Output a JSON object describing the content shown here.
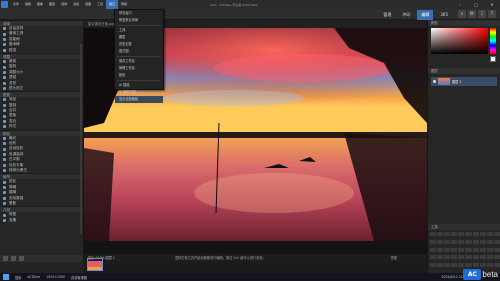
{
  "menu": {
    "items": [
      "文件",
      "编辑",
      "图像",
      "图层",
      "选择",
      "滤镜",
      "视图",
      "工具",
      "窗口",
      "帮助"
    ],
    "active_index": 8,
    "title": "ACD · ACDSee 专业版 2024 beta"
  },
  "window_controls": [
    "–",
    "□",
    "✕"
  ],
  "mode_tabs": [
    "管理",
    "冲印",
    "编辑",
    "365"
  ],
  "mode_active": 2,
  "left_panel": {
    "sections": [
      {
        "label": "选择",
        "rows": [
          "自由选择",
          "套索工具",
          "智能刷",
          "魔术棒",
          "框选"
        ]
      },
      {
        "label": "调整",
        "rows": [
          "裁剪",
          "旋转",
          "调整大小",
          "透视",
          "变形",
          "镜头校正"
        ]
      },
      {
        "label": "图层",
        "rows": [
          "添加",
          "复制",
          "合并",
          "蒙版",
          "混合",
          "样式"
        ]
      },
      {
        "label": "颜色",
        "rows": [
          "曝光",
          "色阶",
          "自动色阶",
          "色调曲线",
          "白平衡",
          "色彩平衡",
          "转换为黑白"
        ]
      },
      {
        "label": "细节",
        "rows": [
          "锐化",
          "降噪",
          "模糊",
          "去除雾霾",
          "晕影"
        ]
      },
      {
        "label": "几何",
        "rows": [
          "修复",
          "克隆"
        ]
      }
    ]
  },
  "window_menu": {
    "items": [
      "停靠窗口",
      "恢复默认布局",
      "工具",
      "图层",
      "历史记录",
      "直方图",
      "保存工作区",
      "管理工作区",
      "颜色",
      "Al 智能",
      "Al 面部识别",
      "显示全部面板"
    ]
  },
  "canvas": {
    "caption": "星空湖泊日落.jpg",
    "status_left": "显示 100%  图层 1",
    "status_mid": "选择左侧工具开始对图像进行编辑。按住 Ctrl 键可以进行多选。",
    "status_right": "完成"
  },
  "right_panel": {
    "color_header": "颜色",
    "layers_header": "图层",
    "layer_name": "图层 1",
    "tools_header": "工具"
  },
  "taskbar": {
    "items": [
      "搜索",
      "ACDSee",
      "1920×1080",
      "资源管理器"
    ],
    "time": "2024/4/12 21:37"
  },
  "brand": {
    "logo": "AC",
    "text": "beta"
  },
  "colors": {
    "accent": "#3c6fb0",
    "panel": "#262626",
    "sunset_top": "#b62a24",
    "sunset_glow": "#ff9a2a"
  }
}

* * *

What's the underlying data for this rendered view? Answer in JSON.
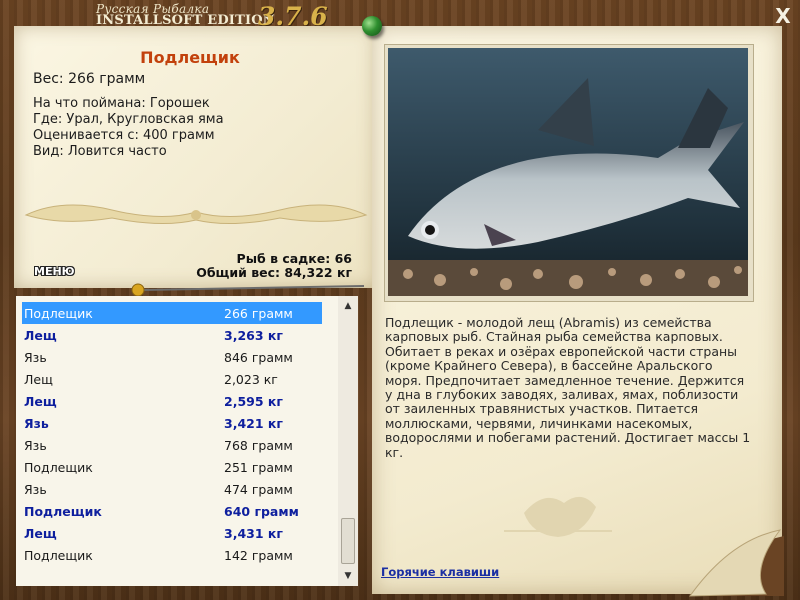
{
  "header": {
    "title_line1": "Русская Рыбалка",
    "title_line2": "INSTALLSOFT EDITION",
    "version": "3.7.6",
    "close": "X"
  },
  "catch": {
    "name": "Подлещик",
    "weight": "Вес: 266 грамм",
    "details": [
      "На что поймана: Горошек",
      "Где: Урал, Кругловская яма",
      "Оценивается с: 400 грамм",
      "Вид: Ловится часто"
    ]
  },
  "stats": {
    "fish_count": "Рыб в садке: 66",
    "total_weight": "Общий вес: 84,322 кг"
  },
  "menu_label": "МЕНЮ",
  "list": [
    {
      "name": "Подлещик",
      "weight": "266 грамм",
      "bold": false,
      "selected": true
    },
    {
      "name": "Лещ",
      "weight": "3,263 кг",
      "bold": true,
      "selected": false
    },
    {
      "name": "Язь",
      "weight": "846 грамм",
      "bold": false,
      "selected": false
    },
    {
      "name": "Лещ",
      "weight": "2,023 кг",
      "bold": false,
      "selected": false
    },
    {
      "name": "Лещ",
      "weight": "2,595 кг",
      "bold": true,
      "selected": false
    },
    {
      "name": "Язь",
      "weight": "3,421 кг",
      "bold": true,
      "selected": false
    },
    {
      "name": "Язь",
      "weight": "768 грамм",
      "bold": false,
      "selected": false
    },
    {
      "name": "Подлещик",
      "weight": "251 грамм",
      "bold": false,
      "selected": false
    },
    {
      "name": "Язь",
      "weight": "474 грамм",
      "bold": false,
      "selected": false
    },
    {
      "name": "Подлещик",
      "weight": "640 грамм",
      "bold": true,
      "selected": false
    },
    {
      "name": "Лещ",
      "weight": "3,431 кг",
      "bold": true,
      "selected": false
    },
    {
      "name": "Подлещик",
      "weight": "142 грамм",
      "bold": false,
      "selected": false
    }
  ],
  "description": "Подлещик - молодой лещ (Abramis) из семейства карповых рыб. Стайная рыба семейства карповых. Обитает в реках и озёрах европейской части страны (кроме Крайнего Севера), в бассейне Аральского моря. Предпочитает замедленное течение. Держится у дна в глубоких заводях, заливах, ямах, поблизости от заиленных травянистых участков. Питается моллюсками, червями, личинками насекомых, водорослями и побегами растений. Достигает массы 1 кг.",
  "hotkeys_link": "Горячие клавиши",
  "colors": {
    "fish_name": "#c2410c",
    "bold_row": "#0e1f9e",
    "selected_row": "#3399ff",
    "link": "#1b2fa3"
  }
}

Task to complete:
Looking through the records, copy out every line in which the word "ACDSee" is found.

Answer box:
    "title": "ACD · ACDSee 专业版 2024 beta"
      "ACDSee",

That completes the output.